hey nice work.. in some of the comments of my robot there are suggestions to put some rubber grips on the foot for better traction.. you might wana try that too... the underside of the mousepad seems like an ideal choice.. maybe u wana find an old mousepad and cut it out.. let me know if it works if u do try.. lol..

This looks cool. I want to build something similiar. Do you mind sharing your code? it will give me a pretty nice guide on writing one to fit the bot that I build.

hi elijah, i did this so long ago that i already lost the code, even the robot itself is already dismantled and cannibalised for other projects. There really is nothing much to it, no fancy mathematics to this one except trial and error. Just go to the arduino website and look at the code for making a servo move. After that put the robot together and manually move the servos with your hand, simulating the way it should move. If i remember correctly it should consist of these phases

1) shift weight of the robot to one leg

2) lift up the other leg without the robot tipping over

3) place the leg up in the air one step in front of the robot
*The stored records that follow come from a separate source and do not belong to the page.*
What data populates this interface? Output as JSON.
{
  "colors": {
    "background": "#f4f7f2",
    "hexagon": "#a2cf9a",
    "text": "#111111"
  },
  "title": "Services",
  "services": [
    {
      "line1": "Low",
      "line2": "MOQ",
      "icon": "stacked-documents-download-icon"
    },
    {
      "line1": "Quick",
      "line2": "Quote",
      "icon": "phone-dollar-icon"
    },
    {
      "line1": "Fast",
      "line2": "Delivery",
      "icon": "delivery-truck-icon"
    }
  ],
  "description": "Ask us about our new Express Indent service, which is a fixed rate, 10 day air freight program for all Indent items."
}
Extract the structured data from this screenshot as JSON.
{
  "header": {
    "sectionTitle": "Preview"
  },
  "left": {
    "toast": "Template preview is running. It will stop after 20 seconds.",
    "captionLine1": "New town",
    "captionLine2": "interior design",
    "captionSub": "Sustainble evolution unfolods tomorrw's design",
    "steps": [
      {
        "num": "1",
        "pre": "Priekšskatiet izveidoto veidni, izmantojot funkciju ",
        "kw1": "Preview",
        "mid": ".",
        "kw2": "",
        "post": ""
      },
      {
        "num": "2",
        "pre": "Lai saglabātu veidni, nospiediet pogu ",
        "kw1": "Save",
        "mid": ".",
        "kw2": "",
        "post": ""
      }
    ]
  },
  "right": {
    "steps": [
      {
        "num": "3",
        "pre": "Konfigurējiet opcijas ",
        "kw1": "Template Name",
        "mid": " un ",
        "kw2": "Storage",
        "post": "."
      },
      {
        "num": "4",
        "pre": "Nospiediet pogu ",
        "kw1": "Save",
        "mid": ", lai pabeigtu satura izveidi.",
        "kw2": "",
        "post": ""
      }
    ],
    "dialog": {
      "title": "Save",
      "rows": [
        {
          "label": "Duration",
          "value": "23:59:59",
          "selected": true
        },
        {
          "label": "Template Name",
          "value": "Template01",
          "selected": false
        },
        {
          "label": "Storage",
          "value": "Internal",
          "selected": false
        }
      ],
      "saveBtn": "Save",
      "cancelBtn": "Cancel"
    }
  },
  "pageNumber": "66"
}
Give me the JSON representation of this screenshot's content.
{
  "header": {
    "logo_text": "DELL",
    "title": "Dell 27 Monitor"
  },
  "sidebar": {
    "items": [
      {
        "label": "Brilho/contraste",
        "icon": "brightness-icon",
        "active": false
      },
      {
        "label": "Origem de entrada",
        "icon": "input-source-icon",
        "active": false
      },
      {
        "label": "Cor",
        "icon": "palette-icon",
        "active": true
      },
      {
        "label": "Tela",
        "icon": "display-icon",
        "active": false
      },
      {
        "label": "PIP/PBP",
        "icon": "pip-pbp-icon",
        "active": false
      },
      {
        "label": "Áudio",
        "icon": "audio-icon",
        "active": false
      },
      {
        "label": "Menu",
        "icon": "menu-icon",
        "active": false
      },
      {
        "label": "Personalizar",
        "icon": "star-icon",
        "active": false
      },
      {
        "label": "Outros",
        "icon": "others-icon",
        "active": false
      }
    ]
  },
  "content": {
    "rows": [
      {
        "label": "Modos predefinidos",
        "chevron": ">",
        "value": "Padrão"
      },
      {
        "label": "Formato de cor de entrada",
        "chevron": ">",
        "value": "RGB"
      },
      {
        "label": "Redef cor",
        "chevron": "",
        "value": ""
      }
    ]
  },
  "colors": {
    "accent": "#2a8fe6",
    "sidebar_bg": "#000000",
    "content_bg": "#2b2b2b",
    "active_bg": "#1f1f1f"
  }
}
4) repeat the whole thing again

Once you get a rough idea of how you want to make these happen (depending on how u arrange your servos) just estimate and take down the individual servo angles required to make it possible. It will probably take some fine tuning before you get the balance and coordination required. If im not wrong, in the arduino code its just a bunch of servowrite functions in the loop()

hope this helps


Ok thanks!

What type of servo controller did you use?

no servo controller.. just connect the servos to a common supply/ground, then their signal wires directly to the pwm pins of the arduino board..

now that you mentioned.. what advantages do servo controllers provide? i always wanted know..


I can tell you. The servo controller is nothing more than a board with a lot of pins, sometimes with an additional power supply for the servos only. On that pins you can plug the servo cable very easy since on an original Arduino board you do not have that many connectors for the power supply. You can check my own "servo controller" which does not "control" anything but provide the 3-pin connetion for the servos equipped with an heavy duty power line ;-)


OddBots Spider controller witht the high power servo shield puts the bar higher. There is also a connector for high power supply since it's capable to drive a whole bunch more servos.



Most likely im going to need a servo controller with the amount of servos I will be using. I want do replicate this popsicle sticks and all, but add an upper body with arms as well as a ping sensor for the head and program it to walk around and and avoid things.. Seems like a fun project. The servo controller OddBot used on chopsticks looks pretty extreme.

sounds interesting!! remember to let us know when its done!

I am wondering why you appear to have the ankles tilting the wrong way? If you tilt them in the opposite direction then with some experimentation you should be able to get the robot to balance on one foot. This will allow the other leg to move more freely and make the walking gait more efficient.